Can’t Change Aptitude Test to Stress Statistics
The College Board has long shared the concerns of Michael Schrage and others about the need for better and earlier instruction in statistics and probability, “Statistics Skills Would Help U.S. Compete” (March 14), and applauds the efforts of the National Council of Teachers of Mathematics to encourage such instruction. The board is also acting on those concerns.
For example, the Student Aptitude Test already contains questions that draw on basic concepts in statistics and probability, reflecting the board’s own recommendations about what should be included in the college preparatory curriculum.
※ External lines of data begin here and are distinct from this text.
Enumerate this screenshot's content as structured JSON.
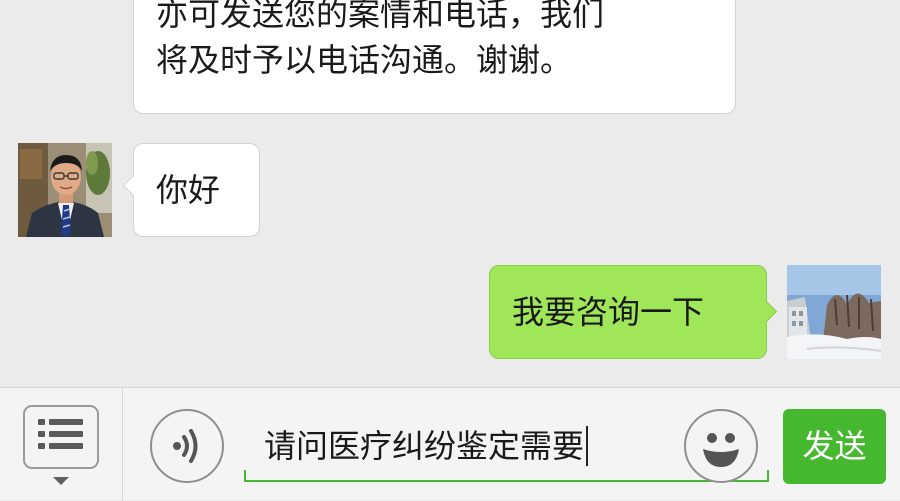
{
  "chat": {
    "messages": [
      {
        "sender": "contact",
        "lines": [
          "亦可发送您的案情和电话，我们",
          "将及时予以电话沟通。谢谢。"
        ]
      },
      {
        "sender": "contact",
        "avatar": "lawyer-portrait-avatar",
        "text": "你好"
      },
      {
        "sender": "me",
        "avatar": "snowy-landscape-avatar",
        "text": "我要咨询一下"
      }
    ]
  },
  "input_bar": {
    "menu_icon": "list-menu-icon",
    "voice_icon": "voice-wave-icon",
    "emoji_icon": "smiley-face-icon",
    "draft_text": "请问医疗纠纷鉴定需要",
    "send_label": "发送"
  },
  "colors": {
    "chat_background": "#ebebeb",
    "incoming_bubble": "#ffffff",
    "outgoing_bubble": "#9fe658",
    "accent_green": "#46b830"
  }
}
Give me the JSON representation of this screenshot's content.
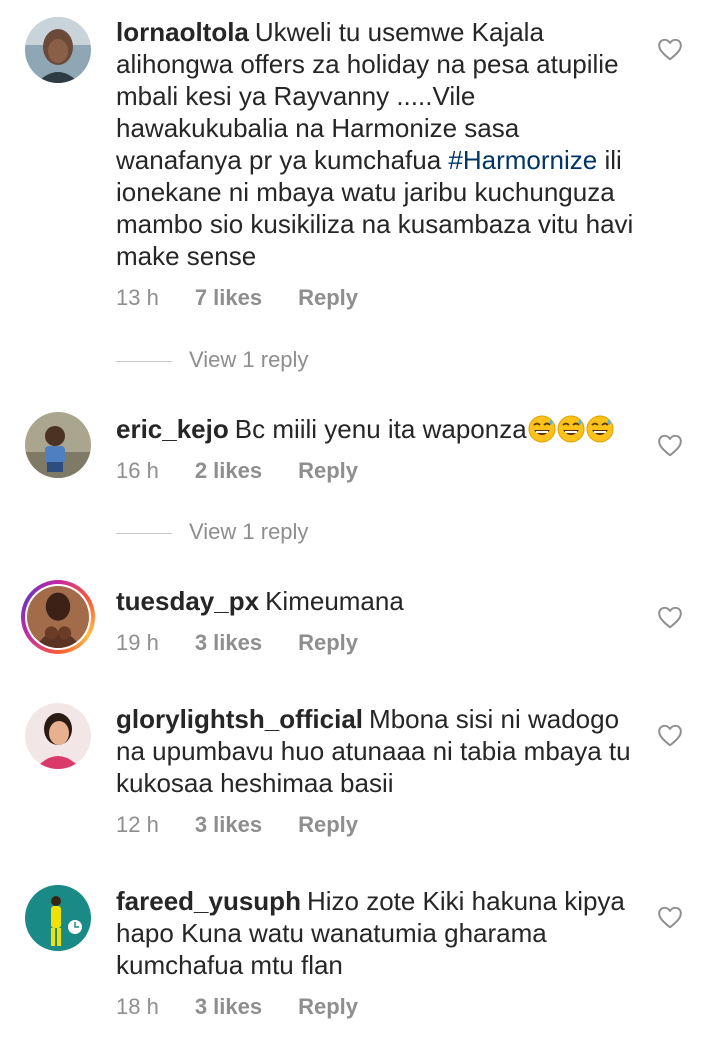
{
  "comments": [
    {
      "username": "lornaoltola",
      "text_before": "Ukweli tu usemwe Kajala alihongwa offers za holiday na pesa atupilie mbali kesi ya Rayvanny .....Vile hawakukubalia na Harmonize sasa wanafanya pr ya kumchafua ",
      "hashtag": "#Harmornize",
      "text_after": " ili ionekane ni mbaya watu jaribu kuchunguza mambo sio kusikiliza na kusambaza vitu havi make sense",
      "time": "13 h",
      "likes": "7 likes",
      "reply": "Reply",
      "view_replies": "View 1 reply"
    },
    {
      "username": "eric_kejo",
      "text": "Bc miili yenu ita waponza",
      "emojis": [
        "grinning-sweat-emoji",
        "grinning-sweat-emoji",
        "grinning-sweat-emoji"
      ],
      "time": "16 h",
      "likes": "2 likes",
      "reply": "Reply",
      "view_replies": "View 1 reply"
    },
    {
      "username": "tuesday_px",
      "text": "Kimeumana",
      "time": "19 h",
      "likes": "3 likes",
      "reply": "Reply"
    },
    {
      "username": "glorylightsh_official",
      "text": "Mbona sisi ni wadogo na upumbavu huo atunaaa ni tabia mbaya tu kukosaa heshimaa basii",
      "time": "12 h",
      "likes": "3 likes",
      "reply": "Reply"
    },
    {
      "username": "fareed_yusuph",
      "text": "Hizo zote Kiki hakuna kipya hapo Kuna watu wanatumia gharama kumchafua mtu flan",
      "time": "18 h",
      "likes": "3 likes",
      "reply": "Reply"
    }
  ],
  "icons": {
    "like": "heart-outline-icon"
  },
  "colors": {
    "text": "#262626",
    "meta": "#8e8e8e",
    "hashtag": "#003569",
    "divider": "#c7c7c7"
  }
}
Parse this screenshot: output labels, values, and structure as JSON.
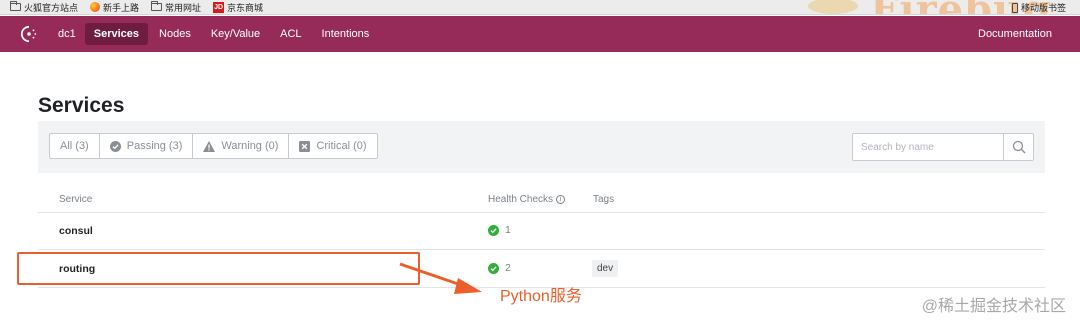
{
  "browser": {
    "bookmarks": [
      {
        "label": "火狐官方站点",
        "icon": "folder-icon"
      },
      {
        "label": "新手上路",
        "icon": "firefox-icon"
      },
      {
        "label": "常用网址",
        "icon": "folder-icon"
      },
      {
        "label": "京东商城",
        "icon": "jd-icon"
      }
    ],
    "jd_badge": "JD",
    "banner_text": "Firebug",
    "mobile_bookmarks": "移动版书签"
  },
  "nav": {
    "datacenter": "dc1",
    "items": [
      "Services",
      "Nodes",
      "Key/Value",
      "ACL",
      "Intentions"
    ],
    "active": "Services",
    "documentation": "Documentation"
  },
  "page": {
    "title": "Services",
    "filters": [
      {
        "label": "All (3)",
        "icon": ""
      },
      {
        "label": "Passing (3)",
        "icon": "check-circle-icon"
      },
      {
        "label": "Warning (0)",
        "icon": "warning-triangle-icon"
      },
      {
        "label": "Critical (0)",
        "icon": "x-square-icon"
      }
    ],
    "search_placeholder": "Search by name"
  },
  "table": {
    "headers": {
      "service": "Service",
      "health": "Health Checks",
      "tags": "Tags"
    },
    "info_glyph": "i",
    "rows": [
      {
        "name": "consul",
        "checks": "1",
        "tags": []
      },
      {
        "name": "routing",
        "checks": "2",
        "tags": [
          "dev"
        ]
      }
    ]
  },
  "annotation": {
    "text": "Python服务"
  },
  "watermark": "@稀土掘金技术社区",
  "colors": {
    "brand": "#962b5a",
    "brand_active": "#6e1c40",
    "passing": "#2eb039",
    "annotation": "#ee5e2a"
  }
}
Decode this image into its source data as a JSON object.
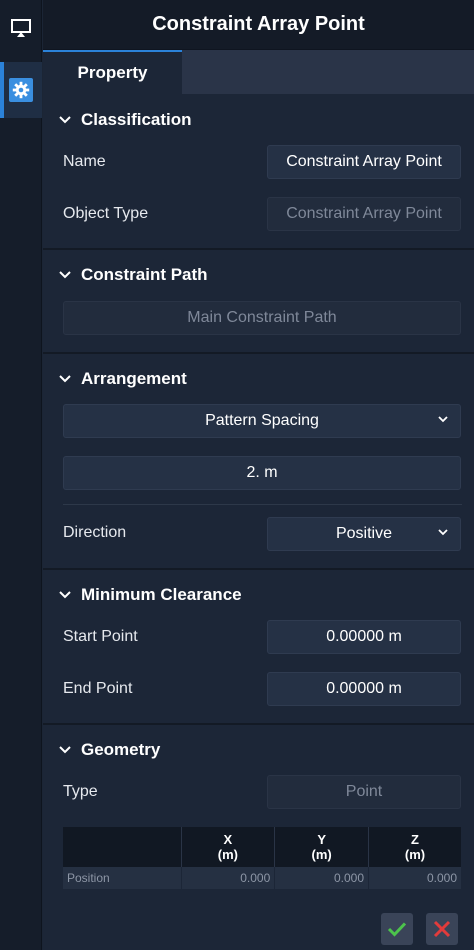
{
  "title": "Constraint Array Point",
  "tabs": [
    {
      "label": "Property"
    }
  ],
  "classification": {
    "header": "Classification",
    "name_label": "Name",
    "name_value": "Constraint Array Point",
    "object_type_label": "Object Type",
    "object_type_value": "Constraint Array Point"
  },
  "constraint_path": {
    "header": "Constraint Path",
    "value": "Main Constraint Path"
  },
  "arrangement": {
    "header": "Arrangement",
    "mode": "Pattern Spacing",
    "spacing": "2. m",
    "direction_label": "Direction",
    "direction_value": "Positive"
  },
  "minimum_clearance": {
    "header": "Minimum Clearance",
    "start_label": "Start Point",
    "start_value": "0.00000 m",
    "end_label": "End Point",
    "end_value": "0.00000 m"
  },
  "geometry": {
    "header": "Geometry",
    "type_label": "Type",
    "type_value": "Point",
    "columns": [
      {
        "axis": "X",
        "unit": "(m)"
      },
      {
        "axis": "Y",
        "unit": "(m)"
      },
      {
        "axis": "Z",
        "unit": "(m)"
      }
    ],
    "rows": [
      {
        "label": "Position",
        "x": "0.000",
        "y": "0.000",
        "z": "0.000"
      }
    ]
  },
  "icons": {
    "rail_top": "screen-icon",
    "rail_active": "gear-icon",
    "collapse": "chevron-down-icon",
    "ok": "check-icon",
    "cancel": "close-icon"
  },
  "colors": {
    "accent": "#2b82d9",
    "ok": "#4cc34c",
    "cancel": "#e23b3b"
  }
}
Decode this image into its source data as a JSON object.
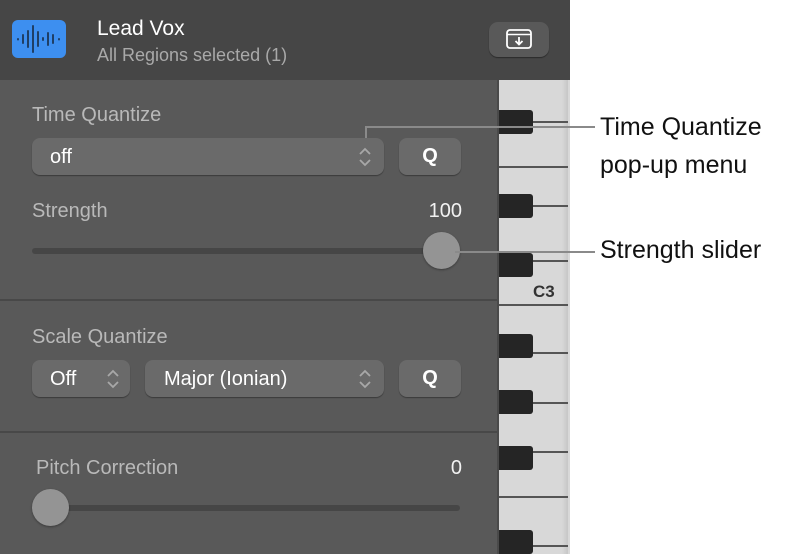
{
  "header": {
    "track_icon": "audio-waveform-icon",
    "track_icon_color": "#3d8ff0",
    "track_name": "Lead Vox",
    "subtitle": "All Regions selected (1)",
    "action_button_icon": "download-window-icon"
  },
  "time_quantize": {
    "label": "Time Quantize",
    "value": "off",
    "q_label": "Q"
  },
  "strength": {
    "label": "Strength",
    "value": "100",
    "fraction": 1.0
  },
  "scale_quantize": {
    "label": "Scale Quantize",
    "mode_value": "Off",
    "scale_value": "Major (Ionian)",
    "q_label": "Q"
  },
  "pitch_correction": {
    "label": "Pitch Correction",
    "value": "0",
    "fraction": 0.0
  },
  "keyboard": {
    "note_label": "C3"
  },
  "callouts": {
    "time_quantize_line1": "Time Quantize",
    "time_quantize_line2": "pop-up menu",
    "strength": "Strength slider"
  }
}
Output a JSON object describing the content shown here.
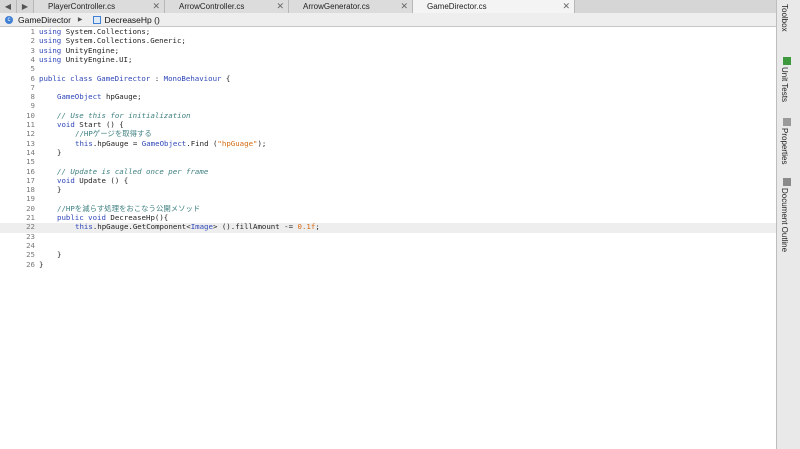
{
  "tabs": [
    {
      "label": "PlayerController.cs",
      "active": false
    },
    {
      "label": "ArrowController.cs",
      "active": false
    },
    {
      "label": "ArrowGenerator.cs",
      "active": false
    },
    {
      "label": "GameDirector.cs",
      "active": true
    }
  ],
  "breadcrumb": {
    "class_name": "GameDirector",
    "method_name": "DecreaseHp ()"
  },
  "code": {
    "line_numbers": [
      "1",
      "2",
      "3",
      "4",
      "5",
      "6",
      "7",
      "8",
      "9",
      "10",
      "11",
      "12",
      "13",
      "14",
      "15",
      "16",
      "17",
      "18",
      "19",
      "20",
      "21",
      "22",
      "23",
      "24",
      "25",
      "26"
    ],
    "current_line": "22",
    "l1": {
      "kw": "using",
      "rest": " System.Collections;"
    },
    "l2": {
      "kw": "using",
      "rest": " System.Collections.Generic;"
    },
    "l3": {
      "kw": "using",
      "rest": " UnityEngine;"
    },
    "l4": {
      "kw": "using",
      "rest": " UnityEngine.UI;"
    },
    "l6": {
      "kw1": "public",
      "kw2": " class ",
      "cls": "GameDirector",
      "colon": " : ",
      "base": "MonoBehaviour",
      "brace": " {"
    },
    "l8": {
      "type": "GameObject",
      "rest": " hpGauge;"
    },
    "l10": {
      "comment": "// Use this for initialization"
    },
    "l11": {
      "kw": "void",
      "rest": " Start () {"
    },
    "l12": {
      "comment": "//HPゲージを取得する"
    },
    "l13": {
      "kw": "this",
      "a": ".hpGauge = ",
      "type": "GameObject",
      "b": ".Find (",
      "str": "\"hpGuage\"",
      "c": ");"
    },
    "l14": {
      "text": "}"
    },
    "l16": {
      "comment": "// Update is called once per frame"
    },
    "l17": {
      "kw": "void",
      "rest": " Update () {"
    },
    "l18": {
      "text": "}"
    },
    "l20": {
      "comment": "//HPを減らす処理をおこなう公開メソッド"
    },
    "l21": {
      "kw1": "public",
      "kw2": " void ",
      "rest": "DecreaseHp(){"
    },
    "l22": {
      "kw": "this",
      "a": ".hpGauge.GetComponent<",
      "type": "Image",
      "b": "> ().fillAmount -= ",
      "num": "0.1f",
      "c": ";"
    },
    "l24": {
      "text": "}"
    },
    "l25": {
      "text": "}"
    }
  },
  "sidebar": {
    "toolbox": "Toolbox",
    "unit_tests": "Unit Tests",
    "properties": "Properties",
    "document_outline": "Document Outline"
  },
  "colors": {
    "keyword": "#2f47b8",
    "comment": "#3e7f7f",
    "string": "#d5690f",
    "accent": "#3f7fd4"
  }
}
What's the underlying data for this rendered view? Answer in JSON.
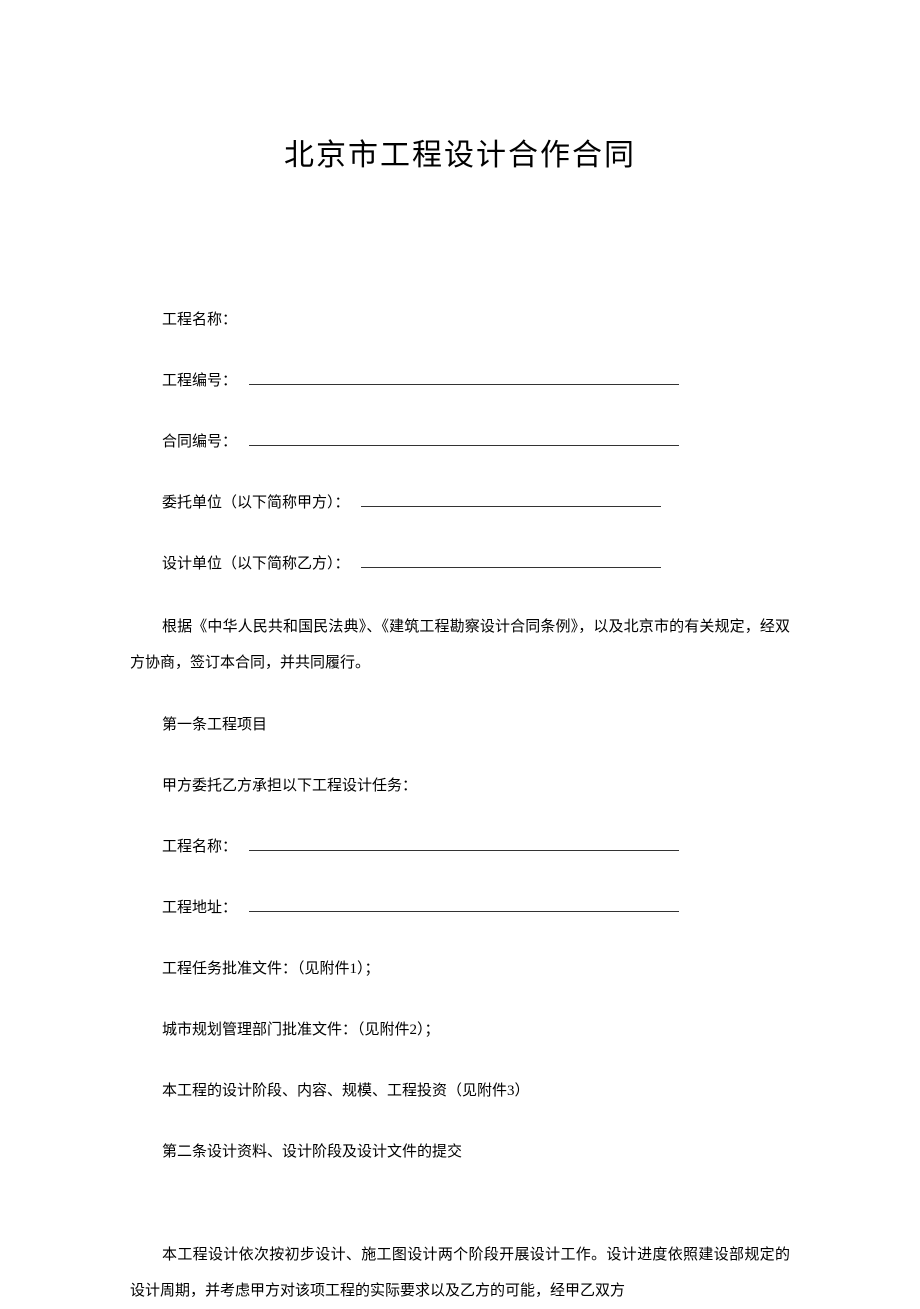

Among those recommendations, developed in 1983 by school and college specialists and disseminated in a series of publications, is one calling for students to “be able to use elementary concepts of probability and statistics.” As we develop the new SAT for introduction in the spring of 1994, we will continue to consider test content specifications in light of concepts taught in basic mathematics classes and the recommendations of NCTM and other professional associations.
However, we cannot transform the SAT into a test of “statistical literacy,” as Schrage recommends. The SAT must be appropriate for all secondary school students, some of whom do not have the advantage of formal study of statistics. Also, such a test would be an achievement test--not a test of reasoning abilities.
The difference is more than semantic. An achievement test determines the degree to which a student knows a specific subject such as French, biology or history. The SAT does not assess how much arithmetic, geometry, algebra or statistics a student knows, but whether he or she can solve problems by calling upon a variety of skills learned in basic courses.
To encourage statistics instruction in secondary school, and in response to suggestions from the mathematics community, the College Board is investigating the possibility of adding a course and examination in introductory college statistics to another of its projects--the Advanced Placement Program--which recognizes those students who accomplish college-level work while still in secondary school.
The writer is vice president for guidance, access and assessment services at the College Board in New York.